November 2006
Featured Articles

Managing Winter Annuals

By Don Ball

The ability to grow winter annual forages such as the small grains, ryegrass, and various annual legumes to produce high-quality grazing during some of the coldest months of the year is a major advantage Alabama livestock producers have over producers in other parts of the country. In a year like this during which there is a widespread shortage of hay for wintering animals, winter annuals are of particular value.

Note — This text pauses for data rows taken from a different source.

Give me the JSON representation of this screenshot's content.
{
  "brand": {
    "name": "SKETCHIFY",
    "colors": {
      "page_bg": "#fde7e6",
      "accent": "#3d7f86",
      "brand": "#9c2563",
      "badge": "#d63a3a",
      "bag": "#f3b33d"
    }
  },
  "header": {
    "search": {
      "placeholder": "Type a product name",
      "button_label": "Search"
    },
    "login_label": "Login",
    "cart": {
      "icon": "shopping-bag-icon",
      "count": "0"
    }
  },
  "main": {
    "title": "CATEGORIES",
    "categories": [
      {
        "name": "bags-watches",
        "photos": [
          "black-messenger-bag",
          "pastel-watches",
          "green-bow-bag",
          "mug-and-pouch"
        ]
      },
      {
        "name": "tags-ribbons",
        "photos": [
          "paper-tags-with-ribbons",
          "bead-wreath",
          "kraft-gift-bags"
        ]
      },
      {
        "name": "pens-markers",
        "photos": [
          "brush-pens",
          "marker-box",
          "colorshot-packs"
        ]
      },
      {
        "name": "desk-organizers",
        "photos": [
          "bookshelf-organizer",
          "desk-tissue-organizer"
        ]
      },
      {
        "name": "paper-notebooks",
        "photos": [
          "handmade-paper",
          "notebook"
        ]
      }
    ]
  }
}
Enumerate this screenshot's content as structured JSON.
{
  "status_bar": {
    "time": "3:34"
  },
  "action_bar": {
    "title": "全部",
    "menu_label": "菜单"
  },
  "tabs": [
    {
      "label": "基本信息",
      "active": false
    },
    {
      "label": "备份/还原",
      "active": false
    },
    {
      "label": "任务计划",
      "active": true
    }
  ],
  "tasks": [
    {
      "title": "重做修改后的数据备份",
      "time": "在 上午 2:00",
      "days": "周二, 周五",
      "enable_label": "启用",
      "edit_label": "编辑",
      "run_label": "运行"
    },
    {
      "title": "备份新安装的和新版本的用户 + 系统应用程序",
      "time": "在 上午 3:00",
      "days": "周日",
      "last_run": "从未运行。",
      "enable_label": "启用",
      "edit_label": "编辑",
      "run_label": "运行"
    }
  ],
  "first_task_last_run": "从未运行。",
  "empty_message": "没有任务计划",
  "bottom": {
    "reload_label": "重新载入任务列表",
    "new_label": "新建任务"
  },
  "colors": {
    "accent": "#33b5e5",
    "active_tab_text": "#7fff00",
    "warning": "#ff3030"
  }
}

Good production from cool-season annuals requires adequate fertility. Although initial fertilizer applications should have already been made for most plantings in 2006, a review of general recommendations should be appropriate. Phosphorous, potassium, and lime should have been applied at or near planting time according to soil test recommendations. Grass-legume mixtures planted on a prepared seedbed in early autumn should have received 60 pounds of nitrogen at planting time or soon thereafter. If the legume does not make up at least 30 percent of the ground cover or additional grass growth is needed, another 60 pounds of nitrogen should be applied in late February. Grasses grown without legumes and planted in early September on prepared land should have received 100 pounds of nitrogen per acre at or near planting time. An additional 60 pounds of N per acre should be applied in late February.

Winter annual forages overseeded on the sods of warm season grasses such as bermudagrass or bahiagrass typically need less nitrogen fertilizer than plantings made on a prepared seedbed. The reason is that overseeded stands are usually planted 4 to 6 weeks later, which means there is less time for growth between planting and cold weather that will severely limit growth, so less nitrogen fertilizer is needed (this is true for late plantings into a prepared seedbed as well).

What species are planted and location within the state makes a difference as to the amount of nitrogen needed as well. Small grains, especially rye, make more growth than ryegrass in autumn and winter. Also, the farther south one goes in Alabama, the more forage growth is likely to occur during the winter months. A “rule of thumb” when making nitrogen applications to winter annual grasses (where there is no legume present) is that about a pound of nitrogen is needed per acre for each day of good growing weather that is expected before the next application of nitrogen is to be made or grazing is to be terminated.

It is advisable to not begin grazing winter annuals until small grain seedlings are at least 8 inches tall or ryegrass is at least 6 inches tall. Overseeded ryegrass and clovers are unlikely to provide grazing until late winter, but except for very late-planted fields, grazing of small grain should be possible in late autumn. It’s also important to keep cattle off of a winter annual pasture if the soil is quite soft or during extremely muddy periods, especially when the plants are very small.

If the acreage of winter annuals available is limited and hay is short, a “limit grazing” system in which cattle are turned into the pasture for only a few hours each day is a great technique for efficiently using the forage. Livestock producers who use this system confirm that it is not as much trouble as it sounds like it would be. In this sort of system, 2 to 4 cows (or the equivalent) can be grazed per acre depending on how much additional feed the animals are receiving. Winter annual pastures will not grow in mid-winter (except possibly along the Gulf Coast), so supplemental feed will be required for several weeks in most areas of the state.

Spring growth should be grazed intensively so that the forage will be used efficiently. Keeping overseeded warm season perennial pastures grazed down in spring also minimize competition between the winter annuals and the summer grass. Ideally, winter annual pastures should not be grazed closer than 3 to 4 inches. If a pasture is not kept grazed down during the spring flush of growth, much of the forage produced will be wasted by trampling and fouling. In addition, much of the forage will be older, lower in quality, and less palatable, and any legumes in mixture will be shaded by grass and become non-productive.

Don Ball is an Extension Forage Crop Agronomist with Auburn University.